Richard Scott’s first collection, Soho, is an uncompromising portrayal of life as a queer man, in a modern queer community. Intense and intimate, the collection is split into four parts, each focusing on a different aspect of Scott’s queer experience: violence, love, shame and community – though elements of each of these themes run through the entire collection, bringing the individual sections together to capture Scott’s experience as a whole.

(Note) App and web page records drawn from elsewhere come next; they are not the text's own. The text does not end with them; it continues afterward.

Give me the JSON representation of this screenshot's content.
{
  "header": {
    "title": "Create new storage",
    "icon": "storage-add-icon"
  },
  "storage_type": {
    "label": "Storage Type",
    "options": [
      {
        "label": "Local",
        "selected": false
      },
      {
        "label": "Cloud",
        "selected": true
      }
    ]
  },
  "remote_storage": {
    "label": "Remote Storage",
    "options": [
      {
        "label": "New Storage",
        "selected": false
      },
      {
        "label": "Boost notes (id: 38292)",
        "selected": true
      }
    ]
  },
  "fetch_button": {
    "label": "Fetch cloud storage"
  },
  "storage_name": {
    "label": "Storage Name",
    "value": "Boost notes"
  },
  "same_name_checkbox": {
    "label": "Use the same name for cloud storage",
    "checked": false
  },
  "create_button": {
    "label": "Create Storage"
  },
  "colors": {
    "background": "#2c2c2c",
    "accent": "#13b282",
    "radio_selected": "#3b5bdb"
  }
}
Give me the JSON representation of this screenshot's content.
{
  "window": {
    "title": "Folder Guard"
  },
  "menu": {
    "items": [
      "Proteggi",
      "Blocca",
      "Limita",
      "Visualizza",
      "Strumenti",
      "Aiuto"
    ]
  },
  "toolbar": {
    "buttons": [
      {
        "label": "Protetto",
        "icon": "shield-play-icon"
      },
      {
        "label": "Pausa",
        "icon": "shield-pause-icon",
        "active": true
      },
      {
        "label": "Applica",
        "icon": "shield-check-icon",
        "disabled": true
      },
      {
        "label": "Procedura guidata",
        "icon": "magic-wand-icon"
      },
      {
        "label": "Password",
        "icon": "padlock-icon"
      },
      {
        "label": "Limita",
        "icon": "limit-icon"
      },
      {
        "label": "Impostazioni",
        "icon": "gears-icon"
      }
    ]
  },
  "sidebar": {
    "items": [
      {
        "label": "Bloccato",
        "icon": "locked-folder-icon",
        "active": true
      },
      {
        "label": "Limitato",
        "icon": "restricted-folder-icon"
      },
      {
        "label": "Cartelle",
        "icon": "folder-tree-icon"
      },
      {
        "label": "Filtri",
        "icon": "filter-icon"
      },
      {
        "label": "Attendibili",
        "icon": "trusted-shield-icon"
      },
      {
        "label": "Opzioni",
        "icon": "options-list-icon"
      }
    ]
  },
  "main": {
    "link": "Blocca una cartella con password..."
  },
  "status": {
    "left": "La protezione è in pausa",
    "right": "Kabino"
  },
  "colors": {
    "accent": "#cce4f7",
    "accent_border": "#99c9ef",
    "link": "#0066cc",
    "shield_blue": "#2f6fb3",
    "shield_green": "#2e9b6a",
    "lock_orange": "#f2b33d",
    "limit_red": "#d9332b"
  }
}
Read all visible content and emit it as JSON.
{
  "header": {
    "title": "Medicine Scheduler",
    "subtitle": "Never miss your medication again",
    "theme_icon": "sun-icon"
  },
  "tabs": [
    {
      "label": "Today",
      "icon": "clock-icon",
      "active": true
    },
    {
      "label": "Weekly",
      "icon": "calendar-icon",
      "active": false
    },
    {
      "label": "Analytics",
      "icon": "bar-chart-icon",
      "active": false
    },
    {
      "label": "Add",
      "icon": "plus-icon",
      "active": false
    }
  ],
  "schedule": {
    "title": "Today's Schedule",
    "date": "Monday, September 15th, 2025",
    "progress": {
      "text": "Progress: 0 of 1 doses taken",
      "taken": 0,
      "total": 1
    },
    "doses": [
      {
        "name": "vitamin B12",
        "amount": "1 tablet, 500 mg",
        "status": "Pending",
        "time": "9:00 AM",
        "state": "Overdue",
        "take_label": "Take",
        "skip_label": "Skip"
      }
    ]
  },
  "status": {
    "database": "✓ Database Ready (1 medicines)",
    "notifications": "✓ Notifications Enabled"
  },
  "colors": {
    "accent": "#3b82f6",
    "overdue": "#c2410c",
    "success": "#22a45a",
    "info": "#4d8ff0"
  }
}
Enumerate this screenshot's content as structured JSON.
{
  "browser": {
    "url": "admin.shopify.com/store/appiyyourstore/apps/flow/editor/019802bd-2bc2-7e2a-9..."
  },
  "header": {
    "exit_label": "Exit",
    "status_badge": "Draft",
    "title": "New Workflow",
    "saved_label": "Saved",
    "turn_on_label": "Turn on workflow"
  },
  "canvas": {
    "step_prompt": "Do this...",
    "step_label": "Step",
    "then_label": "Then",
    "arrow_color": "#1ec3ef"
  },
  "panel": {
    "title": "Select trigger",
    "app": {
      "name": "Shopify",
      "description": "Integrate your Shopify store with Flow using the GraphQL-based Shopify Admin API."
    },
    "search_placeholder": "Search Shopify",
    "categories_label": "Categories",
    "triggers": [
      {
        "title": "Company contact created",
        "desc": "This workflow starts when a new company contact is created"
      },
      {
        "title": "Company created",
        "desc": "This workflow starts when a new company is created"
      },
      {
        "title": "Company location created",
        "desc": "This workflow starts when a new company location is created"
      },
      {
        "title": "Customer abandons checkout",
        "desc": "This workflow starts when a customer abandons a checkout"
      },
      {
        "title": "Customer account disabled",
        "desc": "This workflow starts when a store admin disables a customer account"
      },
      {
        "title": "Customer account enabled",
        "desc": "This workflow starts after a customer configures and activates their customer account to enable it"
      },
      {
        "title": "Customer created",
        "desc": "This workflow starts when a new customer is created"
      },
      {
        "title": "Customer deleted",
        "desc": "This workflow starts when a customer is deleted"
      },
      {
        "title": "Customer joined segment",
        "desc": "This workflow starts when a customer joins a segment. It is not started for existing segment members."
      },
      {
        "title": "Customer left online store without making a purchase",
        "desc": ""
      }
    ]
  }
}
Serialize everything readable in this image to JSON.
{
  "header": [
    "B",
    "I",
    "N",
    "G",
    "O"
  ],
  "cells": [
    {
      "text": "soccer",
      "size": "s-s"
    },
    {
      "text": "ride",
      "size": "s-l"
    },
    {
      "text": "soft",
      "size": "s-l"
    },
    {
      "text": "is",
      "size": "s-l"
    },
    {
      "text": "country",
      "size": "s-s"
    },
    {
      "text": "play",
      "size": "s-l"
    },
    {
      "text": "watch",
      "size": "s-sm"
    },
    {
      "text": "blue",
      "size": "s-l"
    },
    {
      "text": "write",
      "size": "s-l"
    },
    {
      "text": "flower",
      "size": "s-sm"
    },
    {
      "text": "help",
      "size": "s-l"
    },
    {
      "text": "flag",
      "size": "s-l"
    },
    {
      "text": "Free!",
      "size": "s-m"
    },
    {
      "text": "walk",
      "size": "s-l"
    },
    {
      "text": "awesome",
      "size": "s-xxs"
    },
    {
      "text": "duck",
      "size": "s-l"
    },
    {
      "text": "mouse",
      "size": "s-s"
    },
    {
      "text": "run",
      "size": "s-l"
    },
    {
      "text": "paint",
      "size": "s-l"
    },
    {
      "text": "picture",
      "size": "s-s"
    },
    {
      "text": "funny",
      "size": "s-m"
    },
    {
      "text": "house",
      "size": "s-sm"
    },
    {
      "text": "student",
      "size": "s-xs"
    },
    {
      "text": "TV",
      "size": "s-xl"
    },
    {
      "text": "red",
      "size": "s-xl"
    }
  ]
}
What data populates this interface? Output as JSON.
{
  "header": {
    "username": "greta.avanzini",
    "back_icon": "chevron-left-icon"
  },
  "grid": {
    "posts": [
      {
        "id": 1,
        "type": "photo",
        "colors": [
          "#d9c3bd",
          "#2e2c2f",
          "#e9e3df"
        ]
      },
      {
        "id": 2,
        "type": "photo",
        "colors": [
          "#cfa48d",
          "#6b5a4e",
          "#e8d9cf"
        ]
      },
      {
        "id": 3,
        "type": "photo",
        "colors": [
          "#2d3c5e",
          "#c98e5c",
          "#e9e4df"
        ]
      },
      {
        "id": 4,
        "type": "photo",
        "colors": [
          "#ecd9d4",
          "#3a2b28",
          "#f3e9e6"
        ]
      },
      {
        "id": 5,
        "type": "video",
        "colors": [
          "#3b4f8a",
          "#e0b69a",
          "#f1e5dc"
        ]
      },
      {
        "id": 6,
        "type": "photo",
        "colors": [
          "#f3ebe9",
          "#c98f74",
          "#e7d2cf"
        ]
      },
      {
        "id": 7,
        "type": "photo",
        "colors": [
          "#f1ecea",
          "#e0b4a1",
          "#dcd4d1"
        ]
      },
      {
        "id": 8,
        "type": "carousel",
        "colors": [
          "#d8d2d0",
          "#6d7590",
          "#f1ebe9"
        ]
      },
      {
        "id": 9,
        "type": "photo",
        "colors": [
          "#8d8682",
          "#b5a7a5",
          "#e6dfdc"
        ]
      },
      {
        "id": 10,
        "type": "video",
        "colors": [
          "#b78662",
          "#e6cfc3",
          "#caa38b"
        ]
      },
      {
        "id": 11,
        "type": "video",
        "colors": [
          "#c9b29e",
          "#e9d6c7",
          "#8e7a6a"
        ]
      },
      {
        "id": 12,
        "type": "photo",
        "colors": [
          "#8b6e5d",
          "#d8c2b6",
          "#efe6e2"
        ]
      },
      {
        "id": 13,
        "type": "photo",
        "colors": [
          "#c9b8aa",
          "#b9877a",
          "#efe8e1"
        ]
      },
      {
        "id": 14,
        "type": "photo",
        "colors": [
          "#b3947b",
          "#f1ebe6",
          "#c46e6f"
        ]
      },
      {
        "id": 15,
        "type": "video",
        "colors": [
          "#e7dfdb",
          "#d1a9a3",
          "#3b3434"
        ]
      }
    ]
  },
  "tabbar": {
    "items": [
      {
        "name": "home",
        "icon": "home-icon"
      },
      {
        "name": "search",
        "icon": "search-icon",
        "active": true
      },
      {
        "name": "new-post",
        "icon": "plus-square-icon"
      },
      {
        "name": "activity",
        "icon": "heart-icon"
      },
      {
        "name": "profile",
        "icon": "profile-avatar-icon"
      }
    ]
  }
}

Prefacing the first section is a single poem, “Public Library, 1998”. With its first line, it explains the necessity of this collection: “In the library where there is not one gay poem”. Scott aims to combat the censored and heteronormative history of the poetry industry. The poem starts off crude, with the persona graffitiing a library’s poetry collection with gay pornography, but then he begins reading deeper into the poems themselves, and leaving notes pointing out potential queer subtext, “inking up what/the editor could not, would not”. Thus the persona uncovers the presence of queer voices and themes that had always existed in mainstream poetry, but had hitherto been silenced or ignored. With this poem, therefore, Scott sets out his intentions to give voice to both the universal and his own, personal, queer experience, and to trace back these experiences through history, and the history of poetry in particular. This is perhaps the most tongue-in-cheek poem in the collection, with its blue puns: “rimming each delicate/stanza in cerulean, illuminating the readers-to-come” and playful, self-referential use of spacing:
open again the Golden Treasury of Verse and write COCK
in the margin.
However, the poem’s explicit nature and frank, defiant stance does establish the tone which will continue throughout the rest of the collection.
The first section, “Admission”, sees the persona in a more vulnerable position, but the writing itself is in no way subdued. Throughout this section, Scott discusses abuse, both parental, as in “Dancing Bear”, and sexual, as in the award winning “crocodile”. With its lack of punctuation, “crocodile” is panicked and violent as it recounts Scott’s experience of sexual assault:
he will press his white
rawness into me like that man
who held me from behind
when I didn’t know sex and
gripped my mouth like a muzzle
and unsheathed his anger [.]
Following “crocodile” however is “plug”, in which Scott celebrates the experience of receiving anal sex. Though still violent – “remember how I flinched and you bit my ear” – this experience is a pleasurable one: “remember how I came in your hand then external/symbol made fetish”. Perhaps with this placement Scott is showing how consensual intimacy and, yes, even violence can help one to overcome trauma.
One may expect the second section – “Verlaine in Soho” – to be more upbeat, as it merges Verlaine’s style of love poetry with modern day references to “tinder” and “converse”. What the poems prove, however, is that regardless of the time period, love can be as much a source of grief as one of joy: “being in love with you is fucking awful/cause one day you’ll stop breathing”. The third section, “Shame”, returns to themes of abuse and of violent fetishes, as well as loneliness. The poem “[even if you fuck me all vanilla in]” sticks out, simultaneously lamenting the demonization of homosexual relationships, while also turning love into a form of protest: “we are still dangerous faggots”.
Section four, “Soho”, consists entirely of the epic poem “Oh My Soho!”. As the persona embarks on an odyssey through the streets of Soho, he moves through both space and time, searching for spiritual ancestors, poets or otherwise, whose legacies were silenced by AIDS and bigotry. The gentrification of Soho matches his fears that the LGBT+ community has become complacent after achieving “All this almost progress”.
In turns triumphant and troubled, Soho is a tour-de-force of emotion. It not only unapologetically exposes the reader to the sheer turbulence of Scott’s queer experience, but successfully forces the reader to rethink past poetry in a queer context.